Tools for Reviews and EBM
Covidence is the primary tool developed and used by Cochrane for finding relevant studies (screening), to extract data and to do a Risk of Bias-assessment in the included studies. Covidence is a web application that runs across devices on any modern browser. The tool is designed to make reviews more efficient and is following the Cochrane Method for screening and data extraction. The tool is free to use if you conduct a Cochrane systematic review, but requires a subscription to use for non-Cochrane systematic reviews. At the moment (2020) it is available to use for everyone within Lund University.
EPPI-Reviewer, developed by the EPPI-Centre at University College London, is a recommended web-based tool for Cochrane authors to support the development of systematic reviews from study screening through data collection, analysis and synthesis. It supports authors and editors in writing all types of reviews, particularly in complex areas including meta-analysis, framework synthesis, and thematic synthesis. EPPI-Reviewer is free to use for Cochrane author, but requires a subscription for other reviews. The latest version is a pure web application that runs across devices on any modern browser.
5 is the software used to help authors, step by step, in preparing and writing a systematic review. It includes writing the content of the review, characteristics of studies, comparison tables, and study data. It can perform meta-analysis of the data entered, and present the results graphically. It is free for everyone to use.
Web is the online platform recommended for Cochrane intervention and flexible reviews. It has the same features as 5 but has the advantage of being online making it possible for several people to work on the review at once. It also has additional features to make review production more efficient. At the moment (2020) the platform is only available for authors in Cochrane Reviews.

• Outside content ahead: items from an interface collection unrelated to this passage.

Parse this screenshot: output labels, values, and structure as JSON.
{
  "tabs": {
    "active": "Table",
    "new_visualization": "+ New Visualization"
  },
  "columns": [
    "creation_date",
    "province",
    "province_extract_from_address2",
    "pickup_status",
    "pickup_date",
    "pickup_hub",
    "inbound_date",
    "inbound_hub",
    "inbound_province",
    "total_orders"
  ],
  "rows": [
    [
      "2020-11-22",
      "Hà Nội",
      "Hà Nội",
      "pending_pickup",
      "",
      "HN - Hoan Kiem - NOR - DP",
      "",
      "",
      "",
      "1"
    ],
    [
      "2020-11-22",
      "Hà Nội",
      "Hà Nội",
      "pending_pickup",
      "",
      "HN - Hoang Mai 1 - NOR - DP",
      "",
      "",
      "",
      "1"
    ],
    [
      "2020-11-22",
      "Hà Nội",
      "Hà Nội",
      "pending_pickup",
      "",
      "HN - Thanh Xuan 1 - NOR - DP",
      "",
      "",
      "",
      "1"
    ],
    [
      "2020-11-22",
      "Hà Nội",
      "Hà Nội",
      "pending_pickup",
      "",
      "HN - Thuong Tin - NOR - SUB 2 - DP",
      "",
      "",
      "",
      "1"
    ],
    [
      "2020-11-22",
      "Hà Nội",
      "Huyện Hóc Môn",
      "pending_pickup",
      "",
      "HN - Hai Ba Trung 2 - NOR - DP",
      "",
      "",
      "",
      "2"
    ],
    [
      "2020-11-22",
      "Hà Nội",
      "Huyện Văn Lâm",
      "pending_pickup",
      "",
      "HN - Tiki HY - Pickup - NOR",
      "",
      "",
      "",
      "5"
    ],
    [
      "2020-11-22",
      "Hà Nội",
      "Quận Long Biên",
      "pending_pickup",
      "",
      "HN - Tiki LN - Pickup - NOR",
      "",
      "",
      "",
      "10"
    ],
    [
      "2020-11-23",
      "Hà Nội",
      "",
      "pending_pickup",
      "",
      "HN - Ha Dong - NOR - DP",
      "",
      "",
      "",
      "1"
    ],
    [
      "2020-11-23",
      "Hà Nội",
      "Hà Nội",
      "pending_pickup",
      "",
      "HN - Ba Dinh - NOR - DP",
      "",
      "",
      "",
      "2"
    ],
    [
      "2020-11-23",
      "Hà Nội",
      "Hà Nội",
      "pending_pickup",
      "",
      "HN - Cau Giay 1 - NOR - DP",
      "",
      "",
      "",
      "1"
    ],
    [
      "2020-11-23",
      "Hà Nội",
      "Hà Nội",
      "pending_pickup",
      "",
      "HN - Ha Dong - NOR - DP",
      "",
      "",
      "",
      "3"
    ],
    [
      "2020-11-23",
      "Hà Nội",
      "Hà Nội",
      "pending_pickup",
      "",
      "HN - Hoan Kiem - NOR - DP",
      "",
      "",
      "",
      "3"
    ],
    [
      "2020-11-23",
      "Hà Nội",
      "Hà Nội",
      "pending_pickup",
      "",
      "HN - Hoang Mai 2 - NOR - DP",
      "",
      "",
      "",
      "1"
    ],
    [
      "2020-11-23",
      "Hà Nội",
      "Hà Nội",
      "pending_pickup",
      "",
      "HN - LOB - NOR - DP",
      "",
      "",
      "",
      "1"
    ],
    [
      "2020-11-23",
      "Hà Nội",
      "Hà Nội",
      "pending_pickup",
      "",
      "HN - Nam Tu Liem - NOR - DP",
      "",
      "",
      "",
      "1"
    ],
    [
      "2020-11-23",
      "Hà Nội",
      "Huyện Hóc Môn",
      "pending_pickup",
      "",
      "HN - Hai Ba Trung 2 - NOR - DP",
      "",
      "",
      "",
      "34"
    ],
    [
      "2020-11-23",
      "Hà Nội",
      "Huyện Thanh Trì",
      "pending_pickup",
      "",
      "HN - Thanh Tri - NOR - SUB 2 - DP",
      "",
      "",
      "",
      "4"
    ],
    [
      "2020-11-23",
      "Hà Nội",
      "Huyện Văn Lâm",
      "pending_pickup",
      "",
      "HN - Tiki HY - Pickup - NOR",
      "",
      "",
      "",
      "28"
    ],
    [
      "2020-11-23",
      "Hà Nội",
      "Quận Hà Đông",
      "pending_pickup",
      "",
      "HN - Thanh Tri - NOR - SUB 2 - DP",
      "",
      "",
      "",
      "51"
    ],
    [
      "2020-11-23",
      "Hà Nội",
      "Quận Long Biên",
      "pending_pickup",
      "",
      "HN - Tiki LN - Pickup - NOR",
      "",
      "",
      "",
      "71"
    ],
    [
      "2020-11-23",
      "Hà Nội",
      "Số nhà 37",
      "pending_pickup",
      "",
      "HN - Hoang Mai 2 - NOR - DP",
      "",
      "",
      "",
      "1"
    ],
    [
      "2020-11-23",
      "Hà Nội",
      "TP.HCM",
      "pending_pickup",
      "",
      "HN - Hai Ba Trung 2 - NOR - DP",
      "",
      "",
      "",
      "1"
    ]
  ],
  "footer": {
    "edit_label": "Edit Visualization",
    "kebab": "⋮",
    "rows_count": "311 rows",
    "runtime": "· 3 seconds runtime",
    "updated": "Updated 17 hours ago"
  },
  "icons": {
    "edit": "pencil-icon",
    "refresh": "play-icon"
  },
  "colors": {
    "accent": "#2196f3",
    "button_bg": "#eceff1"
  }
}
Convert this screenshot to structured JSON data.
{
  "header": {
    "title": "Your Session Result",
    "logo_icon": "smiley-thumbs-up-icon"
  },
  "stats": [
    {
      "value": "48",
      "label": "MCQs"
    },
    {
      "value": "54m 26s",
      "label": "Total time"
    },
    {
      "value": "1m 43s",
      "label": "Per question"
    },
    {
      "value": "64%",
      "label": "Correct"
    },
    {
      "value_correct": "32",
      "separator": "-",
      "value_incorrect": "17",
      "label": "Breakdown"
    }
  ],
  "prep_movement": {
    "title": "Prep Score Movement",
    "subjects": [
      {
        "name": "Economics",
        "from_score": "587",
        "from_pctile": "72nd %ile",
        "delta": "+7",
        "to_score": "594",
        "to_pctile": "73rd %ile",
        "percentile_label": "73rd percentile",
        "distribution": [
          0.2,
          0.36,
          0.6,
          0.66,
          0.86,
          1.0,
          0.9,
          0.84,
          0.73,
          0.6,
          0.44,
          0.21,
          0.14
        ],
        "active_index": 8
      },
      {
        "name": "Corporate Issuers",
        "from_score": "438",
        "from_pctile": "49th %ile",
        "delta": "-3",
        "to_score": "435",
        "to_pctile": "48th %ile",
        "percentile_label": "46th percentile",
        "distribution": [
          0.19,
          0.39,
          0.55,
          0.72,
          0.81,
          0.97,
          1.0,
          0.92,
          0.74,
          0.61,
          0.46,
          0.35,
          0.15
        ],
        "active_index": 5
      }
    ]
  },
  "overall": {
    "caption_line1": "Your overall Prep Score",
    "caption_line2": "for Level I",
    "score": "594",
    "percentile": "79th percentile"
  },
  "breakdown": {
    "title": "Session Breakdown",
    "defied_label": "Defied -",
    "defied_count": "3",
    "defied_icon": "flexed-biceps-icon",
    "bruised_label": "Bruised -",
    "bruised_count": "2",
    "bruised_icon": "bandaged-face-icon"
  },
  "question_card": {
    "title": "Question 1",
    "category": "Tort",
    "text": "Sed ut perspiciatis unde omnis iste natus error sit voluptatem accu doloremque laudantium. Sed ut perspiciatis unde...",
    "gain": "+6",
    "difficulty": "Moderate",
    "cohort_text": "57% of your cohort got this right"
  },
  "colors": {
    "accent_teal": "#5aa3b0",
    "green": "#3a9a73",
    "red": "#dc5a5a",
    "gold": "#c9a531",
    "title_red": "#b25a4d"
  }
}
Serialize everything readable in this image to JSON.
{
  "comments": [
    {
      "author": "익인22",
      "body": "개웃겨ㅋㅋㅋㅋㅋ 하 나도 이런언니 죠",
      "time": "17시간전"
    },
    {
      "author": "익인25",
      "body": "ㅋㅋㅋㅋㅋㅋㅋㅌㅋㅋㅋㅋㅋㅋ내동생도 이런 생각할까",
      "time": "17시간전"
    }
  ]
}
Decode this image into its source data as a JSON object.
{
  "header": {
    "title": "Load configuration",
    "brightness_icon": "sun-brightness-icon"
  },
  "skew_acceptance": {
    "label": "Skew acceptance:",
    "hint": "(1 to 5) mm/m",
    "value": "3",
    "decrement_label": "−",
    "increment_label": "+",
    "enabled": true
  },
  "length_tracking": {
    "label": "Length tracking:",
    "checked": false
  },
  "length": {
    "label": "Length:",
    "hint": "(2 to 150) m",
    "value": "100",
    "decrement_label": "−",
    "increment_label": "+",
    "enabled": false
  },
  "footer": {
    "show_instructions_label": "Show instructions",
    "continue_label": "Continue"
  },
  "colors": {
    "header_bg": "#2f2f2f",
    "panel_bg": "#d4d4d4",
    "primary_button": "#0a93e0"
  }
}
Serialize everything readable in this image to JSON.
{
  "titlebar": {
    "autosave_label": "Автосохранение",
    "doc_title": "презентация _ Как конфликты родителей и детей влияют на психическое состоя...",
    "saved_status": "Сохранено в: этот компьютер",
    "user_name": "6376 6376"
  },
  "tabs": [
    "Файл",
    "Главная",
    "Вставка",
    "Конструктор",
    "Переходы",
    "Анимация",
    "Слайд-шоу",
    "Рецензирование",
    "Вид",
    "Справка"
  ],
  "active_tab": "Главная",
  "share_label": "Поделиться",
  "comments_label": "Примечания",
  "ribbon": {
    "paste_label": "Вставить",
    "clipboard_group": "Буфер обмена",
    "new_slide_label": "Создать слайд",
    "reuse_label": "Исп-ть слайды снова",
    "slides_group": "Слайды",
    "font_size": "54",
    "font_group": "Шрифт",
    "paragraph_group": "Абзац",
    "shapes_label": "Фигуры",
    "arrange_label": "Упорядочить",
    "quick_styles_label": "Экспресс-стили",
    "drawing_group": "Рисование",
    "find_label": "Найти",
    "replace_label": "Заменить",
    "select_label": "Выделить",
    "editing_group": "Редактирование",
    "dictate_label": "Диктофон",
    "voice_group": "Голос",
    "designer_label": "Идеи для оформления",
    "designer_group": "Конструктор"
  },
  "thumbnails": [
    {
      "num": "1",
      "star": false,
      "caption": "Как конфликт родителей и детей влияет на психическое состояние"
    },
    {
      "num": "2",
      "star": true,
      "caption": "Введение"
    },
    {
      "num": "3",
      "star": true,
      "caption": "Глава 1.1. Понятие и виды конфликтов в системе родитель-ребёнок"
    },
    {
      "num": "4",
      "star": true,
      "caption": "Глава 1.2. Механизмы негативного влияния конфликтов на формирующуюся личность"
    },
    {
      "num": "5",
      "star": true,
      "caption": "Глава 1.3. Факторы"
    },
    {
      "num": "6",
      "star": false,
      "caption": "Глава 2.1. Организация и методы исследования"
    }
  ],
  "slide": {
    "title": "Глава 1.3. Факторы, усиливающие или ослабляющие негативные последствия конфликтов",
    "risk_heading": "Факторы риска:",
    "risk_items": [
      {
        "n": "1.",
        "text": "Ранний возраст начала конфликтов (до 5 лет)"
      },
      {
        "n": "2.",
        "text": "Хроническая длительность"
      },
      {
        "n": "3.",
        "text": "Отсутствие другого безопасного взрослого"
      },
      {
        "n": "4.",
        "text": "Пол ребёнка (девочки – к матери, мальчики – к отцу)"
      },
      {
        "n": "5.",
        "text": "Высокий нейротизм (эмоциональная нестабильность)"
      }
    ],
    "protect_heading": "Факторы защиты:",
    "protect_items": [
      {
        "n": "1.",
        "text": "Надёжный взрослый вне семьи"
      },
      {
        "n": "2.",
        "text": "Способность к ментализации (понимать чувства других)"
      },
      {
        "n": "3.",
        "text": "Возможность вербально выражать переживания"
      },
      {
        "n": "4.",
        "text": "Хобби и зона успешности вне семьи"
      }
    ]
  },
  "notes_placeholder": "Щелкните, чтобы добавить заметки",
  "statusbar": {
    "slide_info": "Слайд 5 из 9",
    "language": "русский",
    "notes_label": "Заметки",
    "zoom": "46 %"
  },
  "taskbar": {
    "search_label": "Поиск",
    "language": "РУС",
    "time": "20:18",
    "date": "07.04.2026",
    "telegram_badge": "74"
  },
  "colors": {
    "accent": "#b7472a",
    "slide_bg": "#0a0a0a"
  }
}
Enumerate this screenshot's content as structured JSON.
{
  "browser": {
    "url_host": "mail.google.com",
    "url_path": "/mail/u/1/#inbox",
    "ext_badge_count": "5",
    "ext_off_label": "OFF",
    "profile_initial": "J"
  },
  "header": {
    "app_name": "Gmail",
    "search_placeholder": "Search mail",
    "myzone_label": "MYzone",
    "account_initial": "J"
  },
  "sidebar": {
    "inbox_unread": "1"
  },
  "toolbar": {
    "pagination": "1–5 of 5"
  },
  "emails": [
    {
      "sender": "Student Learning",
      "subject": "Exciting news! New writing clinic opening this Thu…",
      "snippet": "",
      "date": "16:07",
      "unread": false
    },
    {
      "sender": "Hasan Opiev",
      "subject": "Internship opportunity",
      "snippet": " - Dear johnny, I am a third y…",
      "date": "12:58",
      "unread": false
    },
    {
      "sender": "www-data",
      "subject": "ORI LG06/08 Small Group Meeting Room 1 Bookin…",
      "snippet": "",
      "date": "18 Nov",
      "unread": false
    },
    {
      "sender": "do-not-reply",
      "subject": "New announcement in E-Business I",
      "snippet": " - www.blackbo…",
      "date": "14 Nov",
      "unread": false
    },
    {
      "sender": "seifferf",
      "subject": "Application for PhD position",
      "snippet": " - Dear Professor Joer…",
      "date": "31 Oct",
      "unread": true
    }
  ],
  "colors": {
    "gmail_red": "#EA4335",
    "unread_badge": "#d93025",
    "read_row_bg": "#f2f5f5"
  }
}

Rayyan is a web application to help systematic review authors. Rayyan is developed at Qatar Computing Research Institute. Authors create systematic reviews, collaborate on them, maintain them over time and get suggestions for article inclusion. The application is at the moment (2020) free to use for everyone.
Screen4Me is a service designed to help review teams get through the screening of search results much more quickly without compromising on quality. It’s made up of three components: Previously known assessments of a study, an RCT Classifier, and Cochrane Crowd which is made up of people outside of the review helping out with screening. Screen4Me is currently just for use on Cochrane Intervention Reviews.
Cochrane Library-app https://www.cochrane.org/news/cochrane-library-app
The Cochrane Library App presents the latest up-to-date evidence from the Cochrane Library in a convenient, easy to navigate format which provides you with relevant, accessible research, when you need it, from the world’s leading experts in evidence-informed health care. All content in the app is free and new issues will download regularly.
Risk of Bias – the risk of a systematic error or deviation from the truth, in results or inferences – can be assessed by different instruments according to how the trial was designed. You can access all resources related to Risk of Bias created by or in collaboration with Cochrane. It includes full guidance, tutorials, , templates and excel tools for Risk of Bias 2, ROBINS-I and ME.
GRADE is a common, sensible and transparent approach to grading quality (or certainty) of evidence and strength of recommendations. You can find information and tools related to GRADE and you can also access a free web application - GDT - which helps you to do a GRADE evaluation to include in a systematic review or in a guideline which can be found here.
Involving People is a free resource for systematic review authors and editors to provide support in getting people involved in the production of your reviews (including Cochrane Consumers: patients, their families and , as well as other members of the public; and health care teams). The resource will let you explore best practice and practical suggestions for finding and involving people throughout the review process; including useful resources, guidance documents, interviews about first hand experiences, and links to case studies and examples of good practice.